**Task to carry out**
Restate the data exactly, with nothing altered.
**********
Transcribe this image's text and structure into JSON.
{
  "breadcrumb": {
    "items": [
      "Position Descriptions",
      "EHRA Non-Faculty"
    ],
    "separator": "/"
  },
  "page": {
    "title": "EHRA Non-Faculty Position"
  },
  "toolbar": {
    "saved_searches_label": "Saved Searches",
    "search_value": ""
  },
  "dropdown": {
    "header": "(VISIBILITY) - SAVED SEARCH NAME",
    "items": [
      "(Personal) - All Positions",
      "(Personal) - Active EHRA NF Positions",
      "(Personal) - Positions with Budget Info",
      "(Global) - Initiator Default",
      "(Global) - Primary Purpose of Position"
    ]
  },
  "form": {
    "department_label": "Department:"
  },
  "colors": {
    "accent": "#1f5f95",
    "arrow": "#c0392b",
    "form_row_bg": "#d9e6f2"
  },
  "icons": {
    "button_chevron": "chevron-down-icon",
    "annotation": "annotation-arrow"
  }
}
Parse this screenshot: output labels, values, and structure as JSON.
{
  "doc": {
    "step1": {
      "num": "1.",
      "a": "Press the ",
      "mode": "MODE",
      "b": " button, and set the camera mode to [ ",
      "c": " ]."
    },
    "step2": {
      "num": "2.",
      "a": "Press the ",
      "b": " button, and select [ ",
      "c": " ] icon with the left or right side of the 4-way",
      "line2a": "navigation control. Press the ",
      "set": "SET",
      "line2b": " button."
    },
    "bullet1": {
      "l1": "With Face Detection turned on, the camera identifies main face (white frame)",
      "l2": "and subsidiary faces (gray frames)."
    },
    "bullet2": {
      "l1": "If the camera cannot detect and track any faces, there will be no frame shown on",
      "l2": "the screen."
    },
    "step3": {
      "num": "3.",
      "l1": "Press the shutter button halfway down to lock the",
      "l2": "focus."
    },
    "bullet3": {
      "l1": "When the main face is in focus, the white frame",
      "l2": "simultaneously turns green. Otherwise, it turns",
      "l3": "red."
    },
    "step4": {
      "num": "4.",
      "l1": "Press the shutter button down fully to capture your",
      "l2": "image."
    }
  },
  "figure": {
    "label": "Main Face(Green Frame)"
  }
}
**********
**Written solution**
Transcribe this image's text and structure into JSON.
{
  "breadcrumb": {
    "items": [
      "Position Descriptions",
      "EHRA Non-Faculty"
    ],
    "separator": "/"
  },
  "page": {
    "title": "EHRA Non-Faculty Position"
  },
  "toolbar": {
    "saved_searches_label": "Saved Searches",
    "search_value": ""
  },
  "dropdown": {
    "header": "(VISIBILITY) - SAVED SEARCH NAME",
    "items": [
      "(Personal) - All Positions",
      "(Personal) - Active EHRA NF Positions",
      "(Personal) - Positions with Budget Info",
      "(Global) - Initiator Default",
      "(Global) - Primary Purpose of Position"
    ]
  },
  "form": {
    "department_label": "Department:"
  },
  "colors": {
    "accent": "#1f5f95",
    "arrow": "#c0392b",
    "form_row_bg": "#d9e6f2"
  },
  "icons": {
    "button_chevron": "chevron-down-icon",
    "annotation": "annotation-arrow"
  }
}
Parse this screenshot: output labels, values, and structure as JSON.
{
  "doc": {
    "step1": {
      "num": "1.",
      "a": "Press the ",
      "mode": "MODE",
      "b": " button, and set the camera mode to [ ",
      "c": " ]."
    },
    "step2": {
      "num": "2.",
      "a": "Press the ",
      "b": " button, and select [ ",
      "c": " ] icon with the left or right side of the 4-way",
      "line2a": "navigation control. Press the ",
      "set": "SET",
      "line2b": " button."
    },
    "bullet1": {
      "l1": "With Face Detection turned on, the camera identifies main face (white frame)",
      "l2": "and subsidiary faces (gray frames)."
    },
    "bullet2": {
      "l1": "If the camera cannot detect and track any faces, there will be no frame shown on",
      "l2": "the screen."
    },
    "step3": {
      "num": "3.",
      "l1": "Press the shutter button halfway down to lock the",
      "l2": "focus."
    },
    "bullet3": {
      "l1": "When the main face is in focus, the white frame",
      "l2": "simultaneously turns green. Otherwise, it turns",
      "l3": "red."
    },
    "step4": {
      "num": "4.",
      "l1": "Press the shutter button down fully to capture your",
      "l2": "image."
    }
  },
  "figure": {
    "label": "Main Face(Green Frame)"
  }
}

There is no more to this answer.